Warwick Mayor's farewell as he prepares to step down from role

Cllr Richard Eddy's time as mayor will be coming to an end next week. Photo submitted.
Cllr Richard Eddy's time as mayor will be coming to an end next week. Photo submitted.

Next week Warwick Mayor Richard Eddy will be coming to the end of his civic year.

On Tuesday May 21, at the annual mayor-making ceremony at St Mary’s Church, Cllr Eddy will be stepping down and Cllr Neale Murphy is set to be the new mayor.

Reflecting on his time as mayor, Cllr Eddy has issued the following message.

He said: “Between 1565 and 1590, the town clerk of Warwick, John Fisher, wrote the Black Book of Warwick as a hand-written log of meetings, ceremonies, lawsuits, town quarrels, and felons of the town.

It was transcribed and published 120 years ago, by Thomas Kemp, a previous Mayor of Warwick. Prior to becoming mayor, I was lucky enough to borrow an original of Kemp’s Black Book transcription.

In the preface, Kemp writes: “As I went on reading the book, I felt a personal interest in the sayings, the doings and careers of the people, who each play their part in the events of Warwick.”

That same sense of a personal interest in the people, communities, businesses, and events of this town, first led me first to become a town councillor in 2015 and then to be Mayor of Warwick.

Being mayor, that personal interest has significantly deepened. It’s evolved from interest to heartfelt investment.

The betterment of Warwick was always in my head, but today, through being mayor, its past, present, and future, courses through my veins. Being mayor does something to you that is not entirely explainable; especially in Warwick when you join a chain of people that began in 1664.

No civic year could have begun better than launching into Warwick’s summer of festivals. At the heart of festivals is the Warwick Folk Festival, which brightens and lightens the town, and I look forward to celebrating its 40th year this summer with organisers.

Last year, more than ever, Warwick remembered those who fell fighting during the First World War in the most magnificent and memorable way – the Warwick Poppies project. The project started out wanting to make a poppy for each of the 11,500 fallen in the Royal Warwickshire Regiment – and ended up with 65,000.

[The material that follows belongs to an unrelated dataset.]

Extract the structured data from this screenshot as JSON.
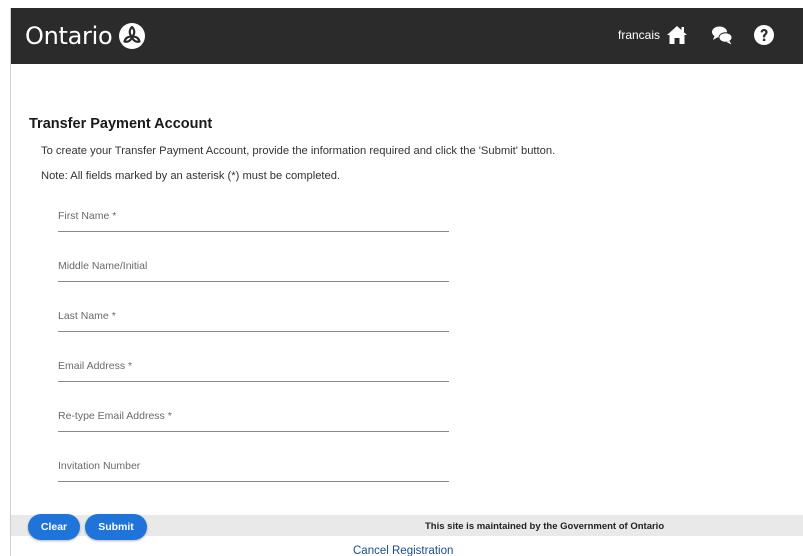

This year has been a whirlwind of events, business openings, hosting civic dignitaries and representing our town at events. During this civic year it has been my absolute pleasure to celebrate 15 new store, business and hospitality openings in Warwick.

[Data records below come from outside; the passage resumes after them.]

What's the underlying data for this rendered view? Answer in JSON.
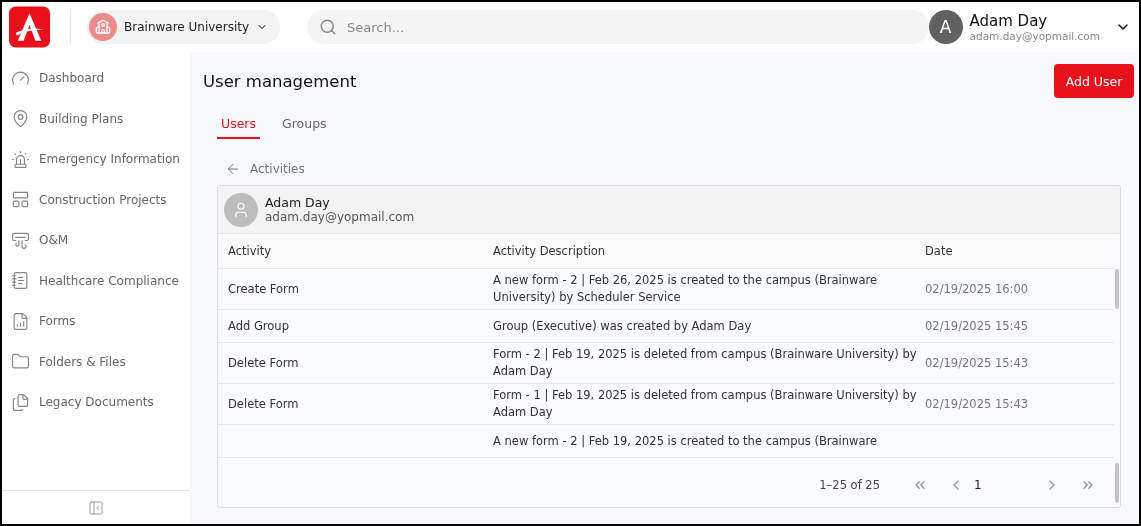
{
  "header": {
    "campus": "Brainware University",
    "search": {
      "placeholder": "Search..."
    },
    "user": {
      "initial": "A",
      "name": "Adam Day",
      "email": "adam.day@yopmail.com"
    }
  },
  "sidebar": {
    "items": [
      {
        "label": "Dashboard"
      },
      {
        "label": "Building Plans"
      },
      {
        "label": "Emergency Information"
      },
      {
        "label": "Construction Projects"
      },
      {
        "label": "O&M"
      },
      {
        "label": "Healthcare Compliance"
      },
      {
        "label": "Forms"
      },
      {
        "label": "Folders & Files"
      },
      {
        "label": "Legacy Documents"
      }
    ]
  },
  "page": {
    "title": "User management",
    "add_button": "Add User",
    "tabs": [
      {
        "label": "Users",
        "selected": true
      },
      {
        "label": "Groups",
        "selected": false
      }
    ],
    "back_label": "Activities"
  },
  "activity_card": {
    "user": {
      "name": "Adam Day",
      "email": "adam.day@yopmail.com"
    },
    "table": {
      "columns": [
        "Activity",
        "Activity Description",
        "Date"
      ],
      "rows": [
        {
          "activity": "Create Form",
          "description": "A new form - 2 | Feb 26, 2025 is created to the campus (Brainware University) by Scheduler Service",
          "date": "02/19/2025 16:00"
        },
        {
          "activity": "Add Group",
          "description": "Group (Executive) was created by Adam Day",
          "date": "02/19/2025 15:45"
        },
        {
          "activity": "Delete Form",
          "description": "Form - 2 | Feb 19, 2025 is deleted from campus (Brainware University) by Adam Day",
          "date": "02/19/2025 15:43"
        },
        {
          "activity": "Delete Form",
          "description": "Form - 1 | Feb 19, 2025 is deleted from campus (Brainware University) by Adam Day",
          "date": "02/19/2025 15:43"
        },
        {
          "description": "A new form - 2 | Feb 19, 2025 is created to the campus (Brainware"
        }
      ]
    },
    "pagination": {
      "range": "1–25 of 25",
      "page": "1"
    }
  }
}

We also have an outstanding amount of people involved in Warwick’s charitable community and it’s been fantastic to support four town charities; the Lord Leycester Hospital, St Mary’s Church, Evelyn’s Gift and Safeline.

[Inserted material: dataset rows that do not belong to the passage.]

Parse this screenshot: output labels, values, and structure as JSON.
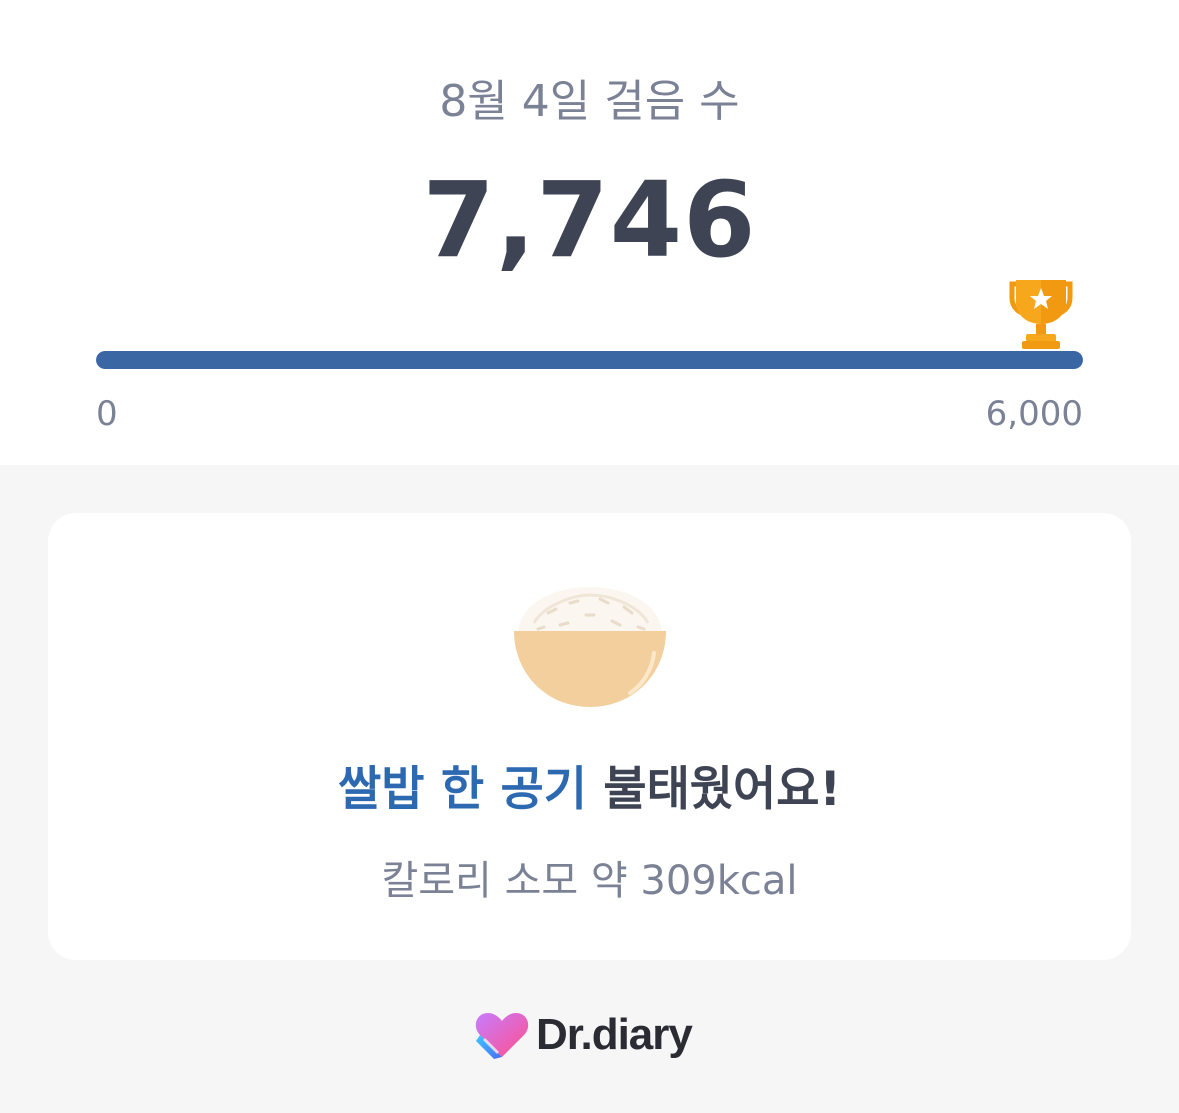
{
  "summary": {
    "date_label": "8월 4일 걸음 수",
    "steps": "7,746",
    "progress": {
      "value": 7746,
      "goal": 6000,
      "fill_fraction": 1.0,
      "min_label": "0",
      "max_label": "6,000",
      "bar_color": "#3b66a4",
      "goal_icon": "trophy-icon"
    }
  },
  "card": {
    "illustration": "rice-bowl-icon",
    "headline_accent": "쌀밥 한 공기",
    "headline_rest": " 불태웠어요!",
    "calorie_text": "칼로리 소모 약 309kcal",
    "accent_color": "#2c69b0"
  },
  "footer": {
    "brand_name": "Dr.diary",
    "brand_icon": "heart-logo-icon"
  }
}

Behind every mayor is an equally hard-working team and I could not have managed this year’s schedule without the support of my husband and consort Mark. My thanks also goes to the team at the town council office who were the engine room that always kept me at full steam ahead.

I was also grateful to my constituents in the new Leafield ward to elect me as their councillor for 2019-2023.

At this year’s mayor-making, I will be proud to introduce a new award to recognise those who delivered outstanding service to the town – the Golden Bear awards. The Golden Bears are gold pin badges and represent my absolute and joyful respect for the winners’ contribution to the town.

It has truly been an honour to serve as mayor and I have loved every minute of it.”